Recruitment: The FIH program with small molecules are often conducted in healthy participants. With biologics the risk/benefit profile more often necessitates starting the first studies in patients. However, a good number of biologics can still be given to healthy participants and more so for biosimilars. However, the inclusion and exclusion criteria for these healthy participants are often much stricter than a standard clinical pharmacology study making it necessary to work with a CRO that has a large database of healthy participants and a established capacity to recruit new participants as needed.

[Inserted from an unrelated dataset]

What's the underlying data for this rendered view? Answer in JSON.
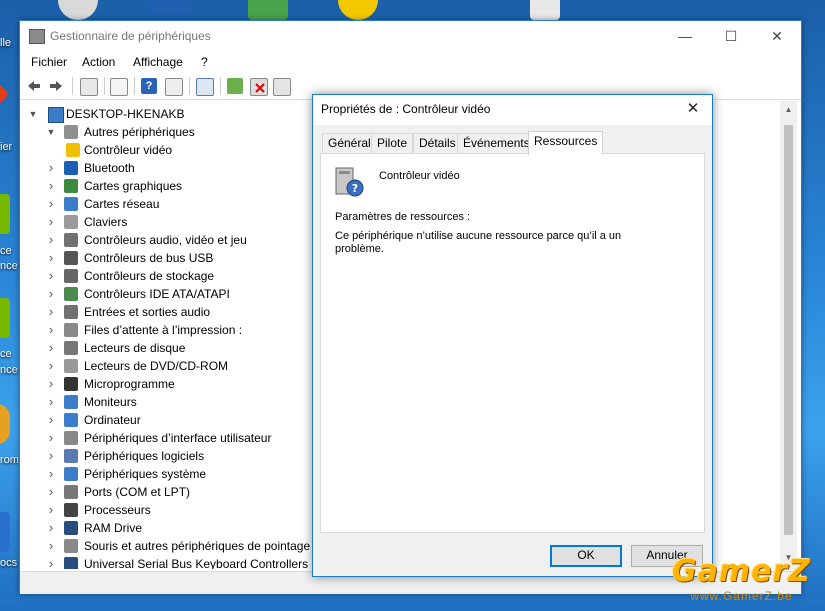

Regulatory: The CRO must be flexible in adapting to the continuously evolving international guidelines: such as an in-depth understanding of the immunogenicity requirements for Phase I biosimilar studies and the latest guidances from the FDA.
Clinical Safety Monitoring: As mentioned above, a heightened requirement for monitoring can be a challenge for the CRO. Because of the potential for immune responses, such as allergic reaction, anaphylactic shock, or immunogenicity, the clinical research unit conducting the trial must be experienced in large molecule studies. They must be staffed with physicians who are evaluating the volunteers on a daily basis. There is no substitute for a clinical physician checking every volunteer every single day. Qualified clinic personnel including paramedics and nurses on-site 24/7 is also essential. The facility should be equipped with state-of-the-art safety equipment like crash carts, panic buttons, telemetry, and pulse oximetry while being in close proximity to hospitals.

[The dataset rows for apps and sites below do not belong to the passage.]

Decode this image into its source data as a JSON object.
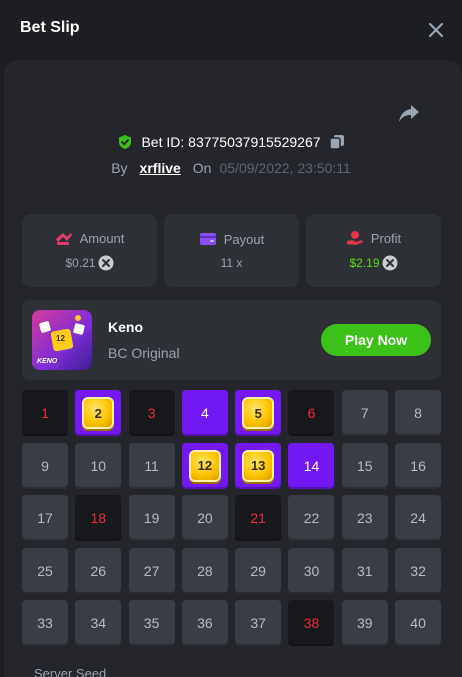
{
  "header": {
    "title": "Bet Slip",
    "close_icon": "close-icon"
  },
  "bet": {
    "id_label": "Bet ID: 83775037915529267",
    "by_label": "By",
    "user": "xrflive",
    "on_label": "On",
    "date": "05/09/2022, 23:50:11"
  },
  "stats": {
    "amount": {
      "label": "Amount",
      "value": "$0.21"
    },
    "payout": {
      "label": "Payout",
      "value": "11 x"
    },
    "profit": {
      "label": "Profit",
      "value": "$2.19"
    }
  },
  "game": {
    "name": "Keno",
    "subtitle": "BC Original",
    "button": "Play Now",
    "thumb_badge": "12",
    "thumb_text": "KENO"
  },
  "grid": {
    "cells": [
      {
        "n": "1",
        "s": "miss"
      },
      {
        "n": "2",
        "s": "hit"
      },
      {
        "n": "3",
        "s": "miss"
      },
      {
        "n": "4",
        "s": "pick"
      },
      {
        "n": "5",
        "s": "hit"
      },
      {
        "n": "6",
        "s": "miss"
      },
      {
        "n": "7",
        "s": "none"
      },
      {
        "n": "8",
        "s": "none"
      },
      {
        "n": "9",
        "s": "none"
      },
      {
        "n": "10",
        "s": "none"
      },
      {
        "n": "11",
        "s": "none"
      },
      {
        "n": "12",
        "s": "hit"
      },
      {
        "n": "13",
        "s": "hit"
      },
      {
        "n": "14",
        "s": "pick"
      },
      {
        "n": "15",
        "s": "none"
      },
      {
        "n": "16",
        "s": "none"
      },
      {
        "n": "17",
        "s": "none"
      },
      {
        "n": "18",
        "s": "miss"
      },
      {
        "n": "19",
        "s": "none"
      },
      {
        "n": "20",
        "s": "none"
      },
      {
        "n": "21",
        "s": "miss"
      },
      {
        "n": "22",
        "s": "none"
      },
      {
        "n": "23",
        "s": "none"
      },
      {
        "n": "24",
        "s": "none"
      },
      {
        "n": "25",
        "s": "none"
      },
      {
        "n": "26",
        "s": "none"
      },
      {
        "n": "27",
        "s": "none"
      },
      {
        "n": "28",
        "s": "none"
      },
      {
        "n": "29",
        "s": "none"
      },
      {
        "n": "30",
        "s": "none"
      },
      {
        "n": "31",
        "s": "none"
      },
      {
        "n": "32",
        "s": "none"
      },
      {
        "n": "33",
        "s": "none"
      },
      {
        "n": "34",
        "s": "none"
      },
      {
        "n": "35",
        "s": "none"
      },
      {
        "n": "36",
        "s": "none"
      },
      {
        "n": "37",
        "s": "none"
      },
      {
        "n": "38",
        "s": "miss"
      },
      {
        "n": "39",
        "s": "none"
      },
      {
        "n": "40",
        "s": "none"
      }
    ]
  },
  "footer": {
    "server_seed_label": "Server Seed"
  },
  "colors": {
    "accent_green": "#3bc117",
    "profit_green": "#5ddb1c",
    "pick_purple": "#7318f5",
    "miss_red": "#ed2e3f"
  }
}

Pharmacy: A clean room containing a biological safety cabinet is necessary for sterile compounding, and is designed to support the evolving needs in the development of large molecule pharmaceutical products.
Bioanalytical: When performing an evaluation of clinical pharmacology samples it is critical to use the appropriate bioanalytical methods to evaluate the PK and PD properties. In addition to Ligand Binding Assay platforms, LC-MS and more recently LC-HRMS have been gaining momentum as robust alternatives for the bioanalysis of antibodies in biological matrices. The TripleTOFTM 5600, when specifically used for targeted quantification (MRMHR), can be a powerful tool in the bioanalysis of large molecules including biosimilars.
We have what it takes!
Clinical trials for biological products require experience and specialty knowledge. Immunogenicity, rare adverse events, and efficacy are all factors to take into consideration when developing a biologic.
As a leading full-service clinical pharmacology research CRO, we have extensive expertise in the execution of a wide range of early phase studies. Our conduct of complex clinical pharmacology trials in healthy normal volunteers and patient populations with biologics including biosimilars is diverse.
Contact our team today to discuss how we can help you with your upcoming biologic or biosimilar clinical trial at firstname.lastname@example.org.